Within the lines below, find those that hold the string "label" and copy each one.

(Records excerpted from a collection)
▬▬▬

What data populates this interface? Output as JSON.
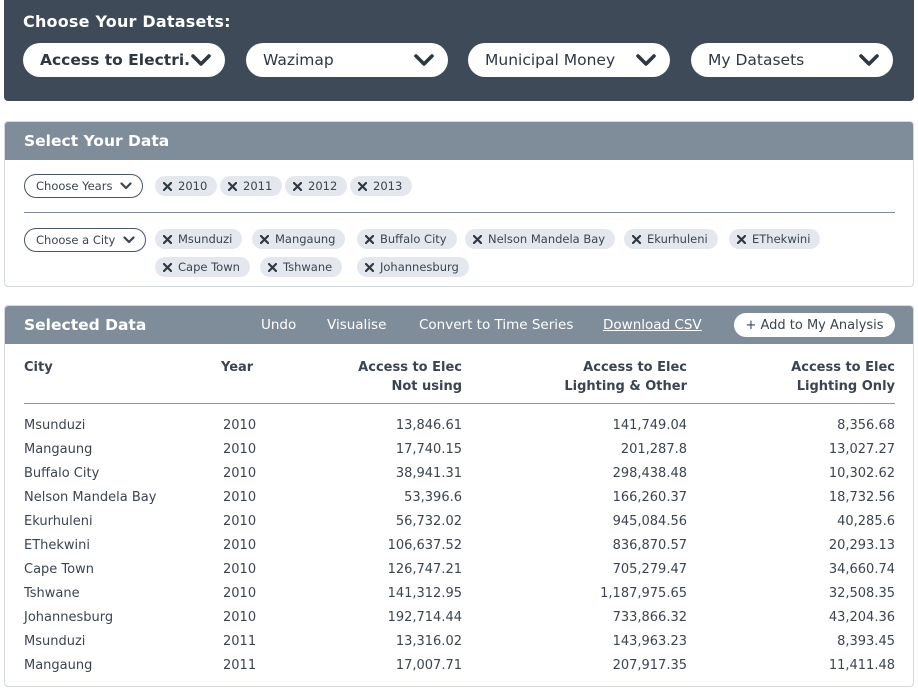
{
  "datasets": {
    "heading": "Choose Your Datasets:",
    "selects": [
      {
        "label": "Access to Electri...",
        "bold": true
      },
      {
        "label": "Wazimap",
        "bold": false
      },
      {
        "label": "Municipal Money",
        "bold": false
      },
      {
        "label": "My Datasets",
        "bold": false
      }
    ]
  },
  "select_data": {
    "heading": "Select Your Data",
    "years_button": "Choose Years",
    "years": [
      "2010",
      "2011",
      "2012",
      "2013"
    ],
    "city_button": "Choose a City",
    "cities": [
      "Msunduzi",
      "Mangaung",
      "Buffalo City",
      "Nelson Mandela Bay",
      "Ekurhuleni",
      "EThekwini",
      "Cape Town",
      "Tshwane",
      "Johannesburg"
    ]
  },
  "selected_data": {
    "heading": "Selected Data",
    "actions": {
      "undo": "Undo",
      "visualise": "Visualise",
      "convert": "Convert to Time Series",
      "download": "Download CSV",
      "add": "+ Add to My Analysis"
    },
    "columns": {
      "city": "City",
      "year": "Year",
      "not_using_1": "Access to Elec",
      "not_using_2": "Not using",
      "lighting_other_1": "Access to Elec",
      "lighting_other_2": "Lighting & Other",
      "lighting_only_1": "Access to Elec",
      "lighting_only_2": "Lighting Only"
    },
    "rows": [
      {
        "city": "Msunduzi",
        "year": "2010",
        "not_using": "13,846.61",
        "lighting_other": "141,749.04",
        "lighting_only": "8,356.68"
      },
      {
        "city": "Mangaung",
        "year": "2010",
        "not_using": "17,740.15",
        "lighting_other": "201,287.8",
        "lighting_only": "13,027.27"
      },
      {
        "city": "Buffalo City",
        "year": "2010",
        "not_using": "38,941.31",
        "lighting_other": "298,438.48",
        "lighting_only": "10,302.62"
      },
      {
        "city": "Nelson Mandela Bay",
        "year": "2010",
        "not_using": "53,396.6",
        "lighting_other": "166,260.37",
        "lighting_only": "18,732.56"
      },
      {
        "city": "Ekurhuleni",
        "year": "2010",
        "not_using": "56,732.02",
        "lighting_other": "945,084.56",
        "lighting_only": "40,285.6"
      },
      {
        "city": "EThekwini",
        "year": "2010",
        "not_using": "106,637.52",
        "lighting_other": "836,870.57",
        "lighting_only": "20,293.13"
      },
      {
        "city": "Cape Town",
        "year": "2010",
        "not_using": "126,747.21",
        "lighting_other": "705,279.47",
        "lighting_only": "34,660.74"
      },
      {
        "city": "Tshwane",
        "year": "2010",
        "not_using": "141,312.95",
        "lighting_other": "1,187,975.65",
        "lighting_only": "32,508.35"
      },
      {
        "city": "Johannesburg",
        "year": "2010",
        "not_using": "192,714.44",
        "lighting_other": "733,866.32",
        "lighting_only": "43,204.36"
      },
      {
        "city": "Msunduzi",
        "year": "2011",
        "not_using": "13,316.02",
        "lighting_other": "143,963.23",
        "lighting_only": "8,393.45"
      },
      {
        "city": "Mangaung",
        "year": "2011",
        "not_using": "17,007.71",
        "lighting_other": "207,917.35",
        "lighting_only": "11,411.48"
      }
    ]
  }
}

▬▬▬

Exercise response:
        "label": "Access to Electri...",
        "label": "Wazimap",
        "label": "Municipal Money",
        "label": "My Datasets",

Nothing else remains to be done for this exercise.